21 IBADAN  I (one) BAD (rotten) AN (article) – a town in Nigeria
22 DAINTY  IN T (time) in DAY (time)
25 SCOTT  a reference to the saying ‘great Scott’ – Captain Robert Falcon Scott, leader of the Discovery and Terra Nova expeditions

11 Responses to “Financial Times 13,515 / Cinephile”

  1. Tom Johnson says:

    Just a small comment, but I cannot find “Cypress” on my map of the world.

  2. Gaufrid says:

    Thanks Tom. Typo corrected. The site crashed part way through my preparing this post and I obviously didn’t spend enough time proof-reading it when I was able to regain access.

  3. Richard says:
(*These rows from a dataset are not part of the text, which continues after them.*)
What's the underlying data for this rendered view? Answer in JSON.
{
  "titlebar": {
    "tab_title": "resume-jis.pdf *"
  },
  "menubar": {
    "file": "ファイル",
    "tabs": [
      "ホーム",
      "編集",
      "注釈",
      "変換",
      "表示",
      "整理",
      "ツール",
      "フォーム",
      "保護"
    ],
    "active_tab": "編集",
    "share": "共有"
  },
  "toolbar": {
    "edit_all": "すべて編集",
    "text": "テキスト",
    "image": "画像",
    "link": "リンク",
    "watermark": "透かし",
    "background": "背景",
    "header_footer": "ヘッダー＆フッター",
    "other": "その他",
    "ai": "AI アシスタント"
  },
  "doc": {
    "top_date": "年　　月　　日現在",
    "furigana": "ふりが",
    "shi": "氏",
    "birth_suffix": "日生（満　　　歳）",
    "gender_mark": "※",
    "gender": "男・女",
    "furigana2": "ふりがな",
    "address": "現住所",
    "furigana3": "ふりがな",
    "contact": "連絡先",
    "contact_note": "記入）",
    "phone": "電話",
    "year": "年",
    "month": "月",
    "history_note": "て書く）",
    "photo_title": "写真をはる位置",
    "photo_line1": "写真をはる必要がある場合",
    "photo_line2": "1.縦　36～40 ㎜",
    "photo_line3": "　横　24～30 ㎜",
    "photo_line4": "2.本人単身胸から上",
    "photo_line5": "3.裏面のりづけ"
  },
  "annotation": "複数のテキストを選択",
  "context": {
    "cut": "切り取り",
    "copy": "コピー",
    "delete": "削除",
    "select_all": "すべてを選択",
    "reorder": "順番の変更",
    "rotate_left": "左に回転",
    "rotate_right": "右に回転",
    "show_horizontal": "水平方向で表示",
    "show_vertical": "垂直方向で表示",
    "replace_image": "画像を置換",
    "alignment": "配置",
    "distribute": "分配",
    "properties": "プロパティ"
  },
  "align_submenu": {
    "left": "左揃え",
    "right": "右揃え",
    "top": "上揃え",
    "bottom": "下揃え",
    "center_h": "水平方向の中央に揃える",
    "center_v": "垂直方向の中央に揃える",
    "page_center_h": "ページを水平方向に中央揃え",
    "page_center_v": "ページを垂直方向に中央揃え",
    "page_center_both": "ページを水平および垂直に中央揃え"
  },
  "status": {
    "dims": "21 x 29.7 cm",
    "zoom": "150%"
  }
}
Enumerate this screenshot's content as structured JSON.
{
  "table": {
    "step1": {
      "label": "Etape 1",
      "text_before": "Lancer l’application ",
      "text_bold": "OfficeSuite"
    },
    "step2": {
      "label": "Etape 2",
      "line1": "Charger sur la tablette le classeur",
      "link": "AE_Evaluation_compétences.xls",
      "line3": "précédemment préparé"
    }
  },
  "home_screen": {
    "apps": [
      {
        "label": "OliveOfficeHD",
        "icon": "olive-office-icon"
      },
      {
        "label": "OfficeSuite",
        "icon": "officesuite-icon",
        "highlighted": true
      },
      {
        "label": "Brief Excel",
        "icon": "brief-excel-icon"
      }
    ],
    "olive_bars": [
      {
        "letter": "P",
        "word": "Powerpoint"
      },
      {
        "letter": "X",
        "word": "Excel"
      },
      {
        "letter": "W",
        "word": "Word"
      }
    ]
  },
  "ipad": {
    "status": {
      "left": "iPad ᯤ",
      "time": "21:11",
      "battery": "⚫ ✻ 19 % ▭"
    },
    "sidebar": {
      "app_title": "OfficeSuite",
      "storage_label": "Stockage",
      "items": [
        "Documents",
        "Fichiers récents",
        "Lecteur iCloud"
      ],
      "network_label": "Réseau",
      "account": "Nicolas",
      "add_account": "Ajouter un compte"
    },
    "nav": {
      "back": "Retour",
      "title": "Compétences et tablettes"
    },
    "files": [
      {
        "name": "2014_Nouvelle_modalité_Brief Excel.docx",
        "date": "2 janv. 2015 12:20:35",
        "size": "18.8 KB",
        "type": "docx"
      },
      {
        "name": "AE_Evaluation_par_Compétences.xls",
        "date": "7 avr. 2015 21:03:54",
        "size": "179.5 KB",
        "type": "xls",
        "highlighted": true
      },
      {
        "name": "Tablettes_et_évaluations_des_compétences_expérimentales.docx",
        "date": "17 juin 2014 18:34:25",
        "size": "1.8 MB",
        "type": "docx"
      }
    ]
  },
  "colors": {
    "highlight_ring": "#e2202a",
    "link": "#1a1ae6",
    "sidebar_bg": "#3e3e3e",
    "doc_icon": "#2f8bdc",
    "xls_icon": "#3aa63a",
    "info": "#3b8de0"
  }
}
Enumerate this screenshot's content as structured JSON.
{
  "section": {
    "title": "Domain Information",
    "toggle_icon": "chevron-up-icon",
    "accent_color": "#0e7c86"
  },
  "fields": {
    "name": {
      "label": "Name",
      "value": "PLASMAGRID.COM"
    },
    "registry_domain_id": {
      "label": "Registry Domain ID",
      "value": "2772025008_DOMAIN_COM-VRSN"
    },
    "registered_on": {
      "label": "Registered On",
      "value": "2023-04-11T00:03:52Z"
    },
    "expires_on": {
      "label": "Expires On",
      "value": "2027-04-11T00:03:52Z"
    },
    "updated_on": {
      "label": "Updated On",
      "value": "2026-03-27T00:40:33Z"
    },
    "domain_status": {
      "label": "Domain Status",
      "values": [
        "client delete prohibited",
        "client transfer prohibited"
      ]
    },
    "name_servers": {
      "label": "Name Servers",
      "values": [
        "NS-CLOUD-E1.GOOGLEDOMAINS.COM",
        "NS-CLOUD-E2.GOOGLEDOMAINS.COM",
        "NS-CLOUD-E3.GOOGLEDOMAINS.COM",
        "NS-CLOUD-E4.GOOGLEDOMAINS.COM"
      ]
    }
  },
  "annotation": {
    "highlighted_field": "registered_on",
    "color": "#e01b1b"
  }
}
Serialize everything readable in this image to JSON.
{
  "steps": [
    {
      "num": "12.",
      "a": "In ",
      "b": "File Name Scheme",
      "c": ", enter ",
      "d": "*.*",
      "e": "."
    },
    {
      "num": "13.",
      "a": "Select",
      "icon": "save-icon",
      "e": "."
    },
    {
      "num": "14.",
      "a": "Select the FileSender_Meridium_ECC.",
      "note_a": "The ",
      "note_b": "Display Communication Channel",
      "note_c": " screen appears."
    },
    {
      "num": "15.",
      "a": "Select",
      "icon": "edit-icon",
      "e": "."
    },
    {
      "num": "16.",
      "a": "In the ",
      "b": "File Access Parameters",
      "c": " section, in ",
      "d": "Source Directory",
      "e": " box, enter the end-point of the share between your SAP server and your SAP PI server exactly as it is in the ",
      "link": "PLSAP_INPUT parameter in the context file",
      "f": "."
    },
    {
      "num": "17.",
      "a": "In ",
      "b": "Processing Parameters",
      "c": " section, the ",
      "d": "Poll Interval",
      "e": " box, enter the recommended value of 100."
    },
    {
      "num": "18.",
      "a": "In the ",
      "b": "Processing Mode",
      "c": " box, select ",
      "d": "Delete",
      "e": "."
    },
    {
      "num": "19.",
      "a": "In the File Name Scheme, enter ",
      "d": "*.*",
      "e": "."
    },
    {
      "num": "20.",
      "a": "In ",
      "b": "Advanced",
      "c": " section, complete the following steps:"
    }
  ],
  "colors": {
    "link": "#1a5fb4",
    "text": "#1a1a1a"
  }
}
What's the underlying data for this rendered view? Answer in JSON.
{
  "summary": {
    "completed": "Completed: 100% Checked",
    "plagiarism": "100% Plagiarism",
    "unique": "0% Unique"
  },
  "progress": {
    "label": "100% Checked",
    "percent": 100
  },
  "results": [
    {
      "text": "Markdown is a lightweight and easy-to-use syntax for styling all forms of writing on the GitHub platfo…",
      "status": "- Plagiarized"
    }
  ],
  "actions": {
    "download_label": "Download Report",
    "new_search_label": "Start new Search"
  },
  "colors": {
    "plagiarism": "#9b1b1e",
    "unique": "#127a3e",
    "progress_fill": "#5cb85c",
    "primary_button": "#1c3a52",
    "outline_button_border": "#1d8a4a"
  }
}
    Very very small comment on a wonderfully informative blog: 3dn could be I + homophone of GLUE. The I is not really part of the homophone as it is long in “I glue” but short in “Igloo”.

  4. Abby says:

    We mostly figured this one out today, but I still don’t get what “Producer of Ben” is doing in 5D. We got the answer anyway.

  5. Sil van den Hoek says:

    Like Abby, here’s another one who doesn’t see the “Producer of Ben” part of 5d. So?

    Just like you, Gaufrid, I found this not a very friendly crossword [my words, not yours].
    With a ‘word’ like MEMEL I don’t have any problems as such [normally, I have to ask advice of My Resources Dept anyway], but defining it as “of the Baltic” is not really fair.
    In fact, the same occurs in 21d (apparently, IBADAN) – “in West Africa”. At first I had ABADAN, which fits the clue just as well, but unfortunately, that’s in Iran …

    I did finish the crossword and I cannot say I didn’t like it at all, because it’s Mr Graham and there’s something in his cluing that is in a way ‘personal’ – however … I think, a bit of an uncomfortable puzzle.

    I wasn’t convinced by some definitions.
    TOOLBAR, a ‘line on screen’? Well, maybe, just about.
    And what is the definition of 7d’s PODIUM?

    On the other hand, I did like 14d (BLANK WALL).
    Apparently it’s not in The Dictionaries, but sometimes I can’t be bothered, certainly not when it’s so very well clued as it is here.

    Conclusion: an extremely mixed bag.

  6. Rishi says:

    Abby #4

    Could there be any reference to Ben-Hur, on whom there was a famous film in the 1950s?

  7. Gaufrid says:

    Richard @3
    You are of course correct. An error on my part when I came to write the post.

    Abby and Sil @4 & 5
    I thought the ‘producer of Ben’ was just padding to improve the surface. As Rishi says, it is a reference to the film.

    Sil @5
    The definition in 7dn is ‘soapbox’ which is doing double duty by also supplying the initial P. The clue could be considered as an &lit because often people don’t like the things that are said when someone is on their soapbox.

  8. ACP says:

    7dn wouldn’t be &lit as the clue has to describe ‘podium’ not ‘soapbox’.

    As has been said, the puzzle was nice for the Scott/Amundsen references but painful for the obscure place names, barely defined. And Ben Hur – whatever that is.

  9. mike04 says:

    In 5dn I read ‘Producer of Ben’ as meaning ‘parent of Ben’.
    In Europe this could be a “Mr Hur” or simply Hur.

  10. Sil van den Hoek says:

    When I cycled to work this morning, I thought: ‘Oh yeah, soapbox = podium’.
    Should have seen that earlier, nevertheless thanks, Gaufrid, for the explanation.

    But ‘Producer of Ben’ to improve the surface?
    By throwing in words that may even point in the direction of a device (‘ Producer of’)?
    Well, not for me.
    Of course, I saw the allusion to Ben Hur, and maybe mike04’s idea of ‘Producer of Ben Hur’ = ‘ Hur’ (with several steps in between) is what Cinephile meant – but then, describing a word that’s already there (Hur), is a bit silly isn’t it?

  11. mike04 says:

    I did mean ‘Producer of Ben Hur’ = ‘Hur’ as you pointed out, Sil, and I agree
    with your point about the word ‘Hur’ being there already.
    Personally, however, I can (almost) accept this as “Producer” and “Ben Hur”
    are both required for some cinematographic wordplay from Cinephile!

Leave a Reply

Don't forget to scroll down to the Captcha before you click 'Submit Comment'

XHTML: You can use these tags: <a href="" title=""> <abbr title=""> <acronym title=""> <b> <blockquote cite=""> <cite> <code> <del datetime=""> <em> <i> <q cite=""> <s> <strike> <strong>

+ four = 11